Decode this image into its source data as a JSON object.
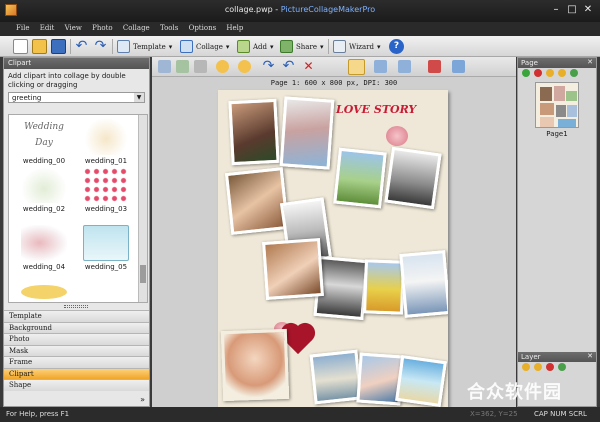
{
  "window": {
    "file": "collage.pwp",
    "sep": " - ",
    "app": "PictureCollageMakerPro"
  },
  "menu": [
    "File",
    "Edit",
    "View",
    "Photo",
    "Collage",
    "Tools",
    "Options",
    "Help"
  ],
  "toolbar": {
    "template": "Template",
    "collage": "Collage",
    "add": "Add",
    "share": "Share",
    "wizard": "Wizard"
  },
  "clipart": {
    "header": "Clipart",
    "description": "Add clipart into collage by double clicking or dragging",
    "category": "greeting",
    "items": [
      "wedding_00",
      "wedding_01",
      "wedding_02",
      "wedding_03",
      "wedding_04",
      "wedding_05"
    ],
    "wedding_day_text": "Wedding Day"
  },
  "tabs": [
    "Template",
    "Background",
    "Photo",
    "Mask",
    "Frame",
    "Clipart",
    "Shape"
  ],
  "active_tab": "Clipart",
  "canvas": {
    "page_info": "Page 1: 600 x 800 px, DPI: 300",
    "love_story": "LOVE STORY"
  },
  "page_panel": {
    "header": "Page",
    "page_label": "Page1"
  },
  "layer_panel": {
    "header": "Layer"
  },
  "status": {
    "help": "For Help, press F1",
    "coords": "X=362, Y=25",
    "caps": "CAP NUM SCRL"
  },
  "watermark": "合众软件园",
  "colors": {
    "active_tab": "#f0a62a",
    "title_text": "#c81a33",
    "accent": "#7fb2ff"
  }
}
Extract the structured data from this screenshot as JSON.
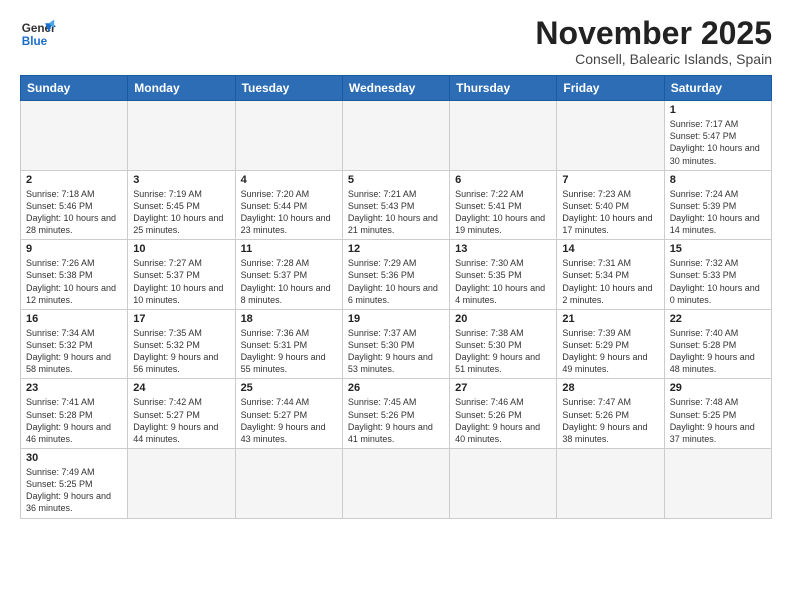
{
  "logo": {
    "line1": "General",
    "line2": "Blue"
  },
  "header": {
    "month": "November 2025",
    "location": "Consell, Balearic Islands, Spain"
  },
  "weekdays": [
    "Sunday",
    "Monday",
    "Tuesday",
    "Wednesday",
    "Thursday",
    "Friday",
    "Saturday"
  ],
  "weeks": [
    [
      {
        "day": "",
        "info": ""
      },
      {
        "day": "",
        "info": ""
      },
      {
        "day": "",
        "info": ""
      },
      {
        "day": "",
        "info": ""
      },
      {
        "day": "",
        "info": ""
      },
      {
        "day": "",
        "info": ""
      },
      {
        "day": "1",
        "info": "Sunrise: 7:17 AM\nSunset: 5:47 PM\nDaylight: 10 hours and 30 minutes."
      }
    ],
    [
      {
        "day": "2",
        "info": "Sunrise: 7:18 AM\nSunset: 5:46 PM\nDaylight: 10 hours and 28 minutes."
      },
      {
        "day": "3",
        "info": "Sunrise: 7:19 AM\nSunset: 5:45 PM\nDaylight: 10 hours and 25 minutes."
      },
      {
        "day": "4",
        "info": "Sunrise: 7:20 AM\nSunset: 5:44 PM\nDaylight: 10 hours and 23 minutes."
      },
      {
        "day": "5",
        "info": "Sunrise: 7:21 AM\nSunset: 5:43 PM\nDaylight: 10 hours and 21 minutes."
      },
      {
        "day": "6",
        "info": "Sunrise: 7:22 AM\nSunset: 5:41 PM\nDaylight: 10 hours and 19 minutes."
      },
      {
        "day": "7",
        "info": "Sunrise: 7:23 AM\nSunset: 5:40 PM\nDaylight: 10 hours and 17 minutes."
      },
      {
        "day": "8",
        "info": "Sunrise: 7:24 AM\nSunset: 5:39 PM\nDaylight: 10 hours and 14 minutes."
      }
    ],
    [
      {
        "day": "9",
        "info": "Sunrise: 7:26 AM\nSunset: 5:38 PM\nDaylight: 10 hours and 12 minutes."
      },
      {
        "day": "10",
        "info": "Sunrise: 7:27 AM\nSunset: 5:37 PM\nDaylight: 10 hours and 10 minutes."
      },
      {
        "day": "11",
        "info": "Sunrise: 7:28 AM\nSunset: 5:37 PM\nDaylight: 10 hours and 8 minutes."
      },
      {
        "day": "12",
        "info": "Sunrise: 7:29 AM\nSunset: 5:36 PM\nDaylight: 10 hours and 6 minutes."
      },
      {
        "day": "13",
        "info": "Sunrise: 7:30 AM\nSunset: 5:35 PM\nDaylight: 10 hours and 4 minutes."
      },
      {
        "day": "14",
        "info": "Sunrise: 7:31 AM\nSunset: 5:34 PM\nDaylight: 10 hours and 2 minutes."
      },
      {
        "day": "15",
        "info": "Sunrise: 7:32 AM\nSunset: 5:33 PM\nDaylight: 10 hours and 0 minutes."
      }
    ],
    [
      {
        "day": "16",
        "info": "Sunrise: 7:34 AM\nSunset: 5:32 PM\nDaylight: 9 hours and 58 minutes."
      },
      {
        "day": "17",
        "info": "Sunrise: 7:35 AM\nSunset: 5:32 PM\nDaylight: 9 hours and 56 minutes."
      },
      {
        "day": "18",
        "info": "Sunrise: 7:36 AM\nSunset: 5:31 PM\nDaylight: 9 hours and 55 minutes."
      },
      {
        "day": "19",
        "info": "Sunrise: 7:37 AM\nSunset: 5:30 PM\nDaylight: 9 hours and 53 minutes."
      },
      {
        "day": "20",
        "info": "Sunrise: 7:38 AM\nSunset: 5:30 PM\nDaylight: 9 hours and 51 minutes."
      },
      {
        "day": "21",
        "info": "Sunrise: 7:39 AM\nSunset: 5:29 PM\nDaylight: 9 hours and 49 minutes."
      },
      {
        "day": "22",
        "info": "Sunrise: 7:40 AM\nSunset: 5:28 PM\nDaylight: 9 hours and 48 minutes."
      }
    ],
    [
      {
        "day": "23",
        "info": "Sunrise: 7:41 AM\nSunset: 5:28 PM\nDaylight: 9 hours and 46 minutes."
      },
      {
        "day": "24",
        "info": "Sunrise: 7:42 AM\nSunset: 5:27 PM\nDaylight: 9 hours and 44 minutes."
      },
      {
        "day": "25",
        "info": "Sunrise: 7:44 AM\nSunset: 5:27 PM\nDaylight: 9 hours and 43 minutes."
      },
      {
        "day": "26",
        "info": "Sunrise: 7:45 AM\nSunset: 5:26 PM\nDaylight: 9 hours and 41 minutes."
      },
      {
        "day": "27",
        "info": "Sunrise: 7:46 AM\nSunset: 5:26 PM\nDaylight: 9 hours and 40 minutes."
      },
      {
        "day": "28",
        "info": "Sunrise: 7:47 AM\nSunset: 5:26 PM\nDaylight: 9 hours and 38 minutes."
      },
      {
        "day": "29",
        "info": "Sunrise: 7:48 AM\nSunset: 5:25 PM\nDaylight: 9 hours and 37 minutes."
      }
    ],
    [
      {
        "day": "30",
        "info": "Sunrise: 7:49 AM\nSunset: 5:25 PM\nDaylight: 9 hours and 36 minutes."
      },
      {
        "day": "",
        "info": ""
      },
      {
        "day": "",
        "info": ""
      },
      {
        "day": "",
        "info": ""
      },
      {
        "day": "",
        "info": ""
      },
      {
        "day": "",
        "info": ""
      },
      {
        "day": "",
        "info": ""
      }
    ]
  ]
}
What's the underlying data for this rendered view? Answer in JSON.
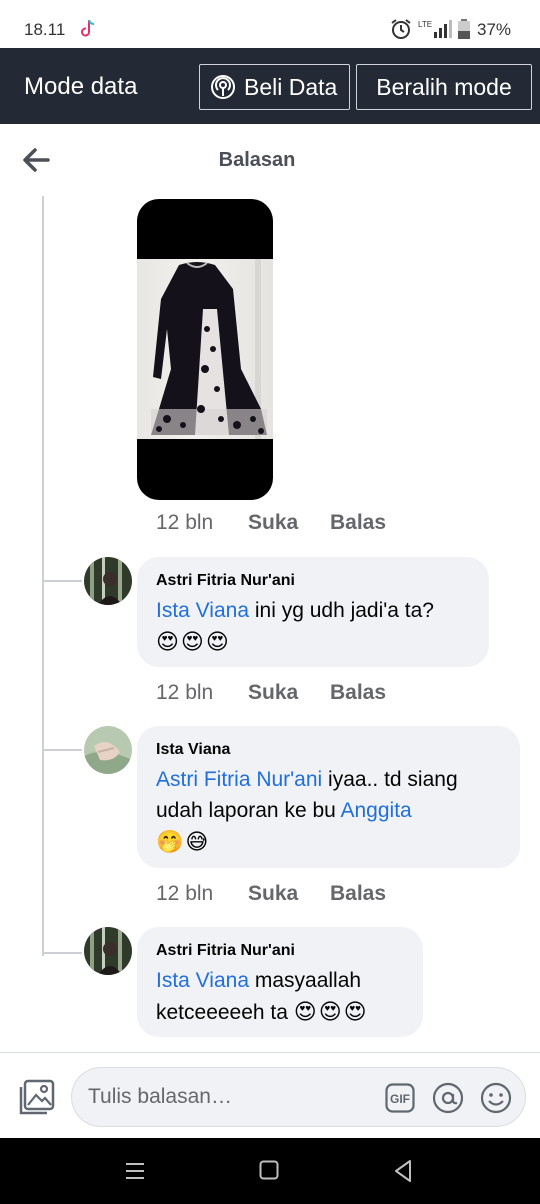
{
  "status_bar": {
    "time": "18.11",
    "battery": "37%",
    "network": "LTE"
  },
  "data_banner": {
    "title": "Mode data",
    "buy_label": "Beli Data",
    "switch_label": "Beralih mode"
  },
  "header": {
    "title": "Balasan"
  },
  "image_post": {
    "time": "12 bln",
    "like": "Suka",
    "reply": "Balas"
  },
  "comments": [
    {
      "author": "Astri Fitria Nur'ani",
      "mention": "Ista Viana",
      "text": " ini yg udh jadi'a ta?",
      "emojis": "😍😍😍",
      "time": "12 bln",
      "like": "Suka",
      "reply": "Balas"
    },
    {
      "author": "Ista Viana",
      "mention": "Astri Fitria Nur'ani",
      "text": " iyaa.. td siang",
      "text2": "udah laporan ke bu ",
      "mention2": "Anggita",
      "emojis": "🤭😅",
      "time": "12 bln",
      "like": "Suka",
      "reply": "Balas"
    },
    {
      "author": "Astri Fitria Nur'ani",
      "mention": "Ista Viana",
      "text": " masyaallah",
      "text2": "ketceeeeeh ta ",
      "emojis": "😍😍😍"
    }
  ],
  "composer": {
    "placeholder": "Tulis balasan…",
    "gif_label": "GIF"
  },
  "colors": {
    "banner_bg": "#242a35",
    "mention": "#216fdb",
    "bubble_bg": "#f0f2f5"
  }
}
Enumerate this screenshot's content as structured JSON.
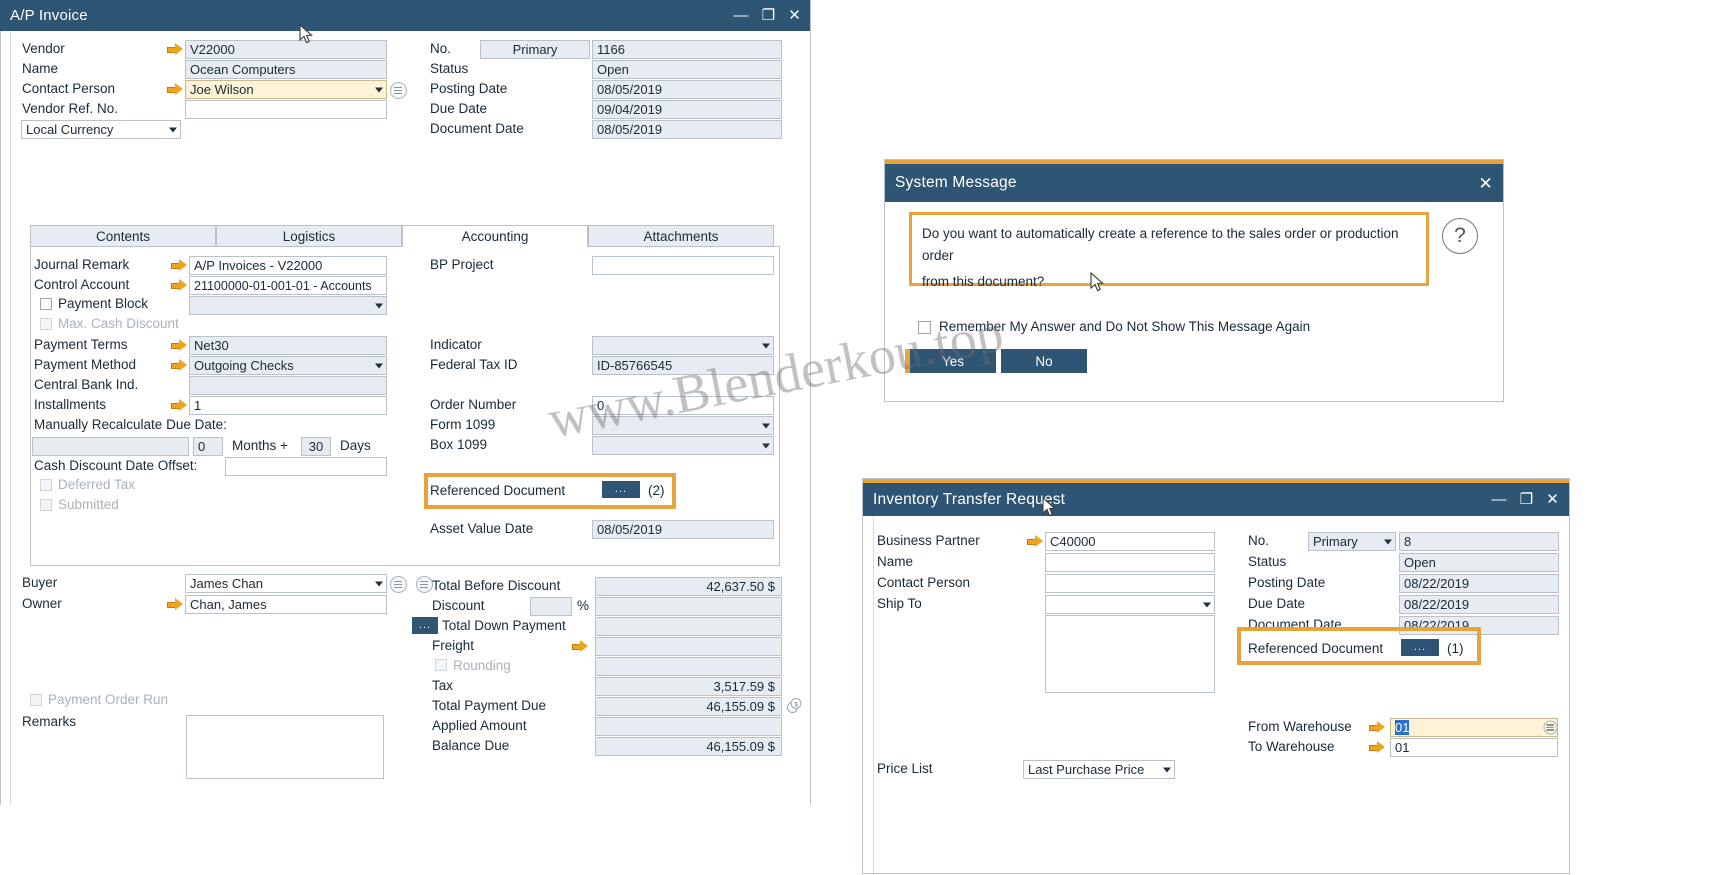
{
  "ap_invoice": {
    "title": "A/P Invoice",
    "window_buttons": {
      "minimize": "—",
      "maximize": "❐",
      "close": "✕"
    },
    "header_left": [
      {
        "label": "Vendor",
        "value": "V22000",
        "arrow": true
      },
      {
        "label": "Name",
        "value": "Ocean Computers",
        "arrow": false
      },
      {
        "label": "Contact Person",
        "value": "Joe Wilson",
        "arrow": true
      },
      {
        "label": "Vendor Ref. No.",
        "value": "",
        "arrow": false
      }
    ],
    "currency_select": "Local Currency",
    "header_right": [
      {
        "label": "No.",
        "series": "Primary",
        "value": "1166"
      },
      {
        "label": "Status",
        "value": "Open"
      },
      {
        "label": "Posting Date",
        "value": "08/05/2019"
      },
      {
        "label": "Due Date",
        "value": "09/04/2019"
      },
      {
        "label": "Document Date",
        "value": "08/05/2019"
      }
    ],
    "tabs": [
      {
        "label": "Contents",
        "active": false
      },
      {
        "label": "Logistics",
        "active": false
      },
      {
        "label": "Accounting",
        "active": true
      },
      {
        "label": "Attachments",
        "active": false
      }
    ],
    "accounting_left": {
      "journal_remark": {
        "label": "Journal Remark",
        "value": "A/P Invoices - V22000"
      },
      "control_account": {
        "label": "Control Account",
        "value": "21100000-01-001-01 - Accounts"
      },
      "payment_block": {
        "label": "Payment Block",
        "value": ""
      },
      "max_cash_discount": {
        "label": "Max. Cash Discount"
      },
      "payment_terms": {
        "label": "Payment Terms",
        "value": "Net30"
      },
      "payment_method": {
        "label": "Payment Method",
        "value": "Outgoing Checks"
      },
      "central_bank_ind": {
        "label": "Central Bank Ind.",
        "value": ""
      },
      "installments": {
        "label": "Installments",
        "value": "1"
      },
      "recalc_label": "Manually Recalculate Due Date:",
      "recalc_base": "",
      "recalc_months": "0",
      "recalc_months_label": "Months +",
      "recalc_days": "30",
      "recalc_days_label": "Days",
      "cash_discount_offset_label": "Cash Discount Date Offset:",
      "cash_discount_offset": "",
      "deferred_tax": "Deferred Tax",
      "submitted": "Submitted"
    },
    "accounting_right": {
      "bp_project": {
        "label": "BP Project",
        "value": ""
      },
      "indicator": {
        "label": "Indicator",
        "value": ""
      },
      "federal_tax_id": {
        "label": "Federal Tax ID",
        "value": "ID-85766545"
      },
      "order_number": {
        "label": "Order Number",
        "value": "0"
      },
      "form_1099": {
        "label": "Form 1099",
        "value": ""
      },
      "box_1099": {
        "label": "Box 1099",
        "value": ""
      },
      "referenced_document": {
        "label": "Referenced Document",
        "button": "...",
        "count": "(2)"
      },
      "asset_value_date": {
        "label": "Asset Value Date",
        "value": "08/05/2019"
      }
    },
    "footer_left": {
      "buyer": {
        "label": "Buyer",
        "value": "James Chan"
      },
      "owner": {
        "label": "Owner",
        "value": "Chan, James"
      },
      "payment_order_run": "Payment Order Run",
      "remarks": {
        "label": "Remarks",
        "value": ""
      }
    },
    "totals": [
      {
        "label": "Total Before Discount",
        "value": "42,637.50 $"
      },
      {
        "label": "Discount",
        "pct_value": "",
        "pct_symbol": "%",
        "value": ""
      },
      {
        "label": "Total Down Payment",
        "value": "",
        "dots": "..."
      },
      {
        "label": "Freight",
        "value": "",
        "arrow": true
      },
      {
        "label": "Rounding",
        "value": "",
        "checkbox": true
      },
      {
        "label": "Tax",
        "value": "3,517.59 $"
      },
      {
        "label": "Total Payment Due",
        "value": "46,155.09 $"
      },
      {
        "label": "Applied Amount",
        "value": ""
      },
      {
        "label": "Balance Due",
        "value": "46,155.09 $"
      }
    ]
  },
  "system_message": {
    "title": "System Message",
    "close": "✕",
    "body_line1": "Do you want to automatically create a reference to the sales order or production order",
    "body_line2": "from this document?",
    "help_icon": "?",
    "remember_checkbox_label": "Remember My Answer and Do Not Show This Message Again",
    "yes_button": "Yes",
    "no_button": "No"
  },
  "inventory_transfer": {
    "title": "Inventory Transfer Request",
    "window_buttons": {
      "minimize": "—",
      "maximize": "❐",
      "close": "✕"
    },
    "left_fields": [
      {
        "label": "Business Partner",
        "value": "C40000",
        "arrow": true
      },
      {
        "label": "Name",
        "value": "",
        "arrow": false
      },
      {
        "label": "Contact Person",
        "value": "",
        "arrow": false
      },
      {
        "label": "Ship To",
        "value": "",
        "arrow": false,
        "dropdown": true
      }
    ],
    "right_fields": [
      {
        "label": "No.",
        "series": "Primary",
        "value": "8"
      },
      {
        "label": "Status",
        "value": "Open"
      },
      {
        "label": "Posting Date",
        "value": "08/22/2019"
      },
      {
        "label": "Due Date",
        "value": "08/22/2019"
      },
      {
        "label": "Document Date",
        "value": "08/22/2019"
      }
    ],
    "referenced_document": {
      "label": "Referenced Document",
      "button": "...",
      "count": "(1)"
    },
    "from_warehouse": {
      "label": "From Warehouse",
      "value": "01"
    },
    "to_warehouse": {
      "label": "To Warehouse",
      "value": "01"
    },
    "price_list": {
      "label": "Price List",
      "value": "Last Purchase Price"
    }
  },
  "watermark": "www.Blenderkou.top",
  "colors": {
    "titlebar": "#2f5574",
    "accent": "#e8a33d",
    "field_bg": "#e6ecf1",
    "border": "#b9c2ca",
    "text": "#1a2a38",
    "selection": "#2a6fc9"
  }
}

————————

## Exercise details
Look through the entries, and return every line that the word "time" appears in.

## Answer to this task
    "time": "18.11",
    "time": "12 bln",
      "time": "12 bln",
      "time": "12 bln",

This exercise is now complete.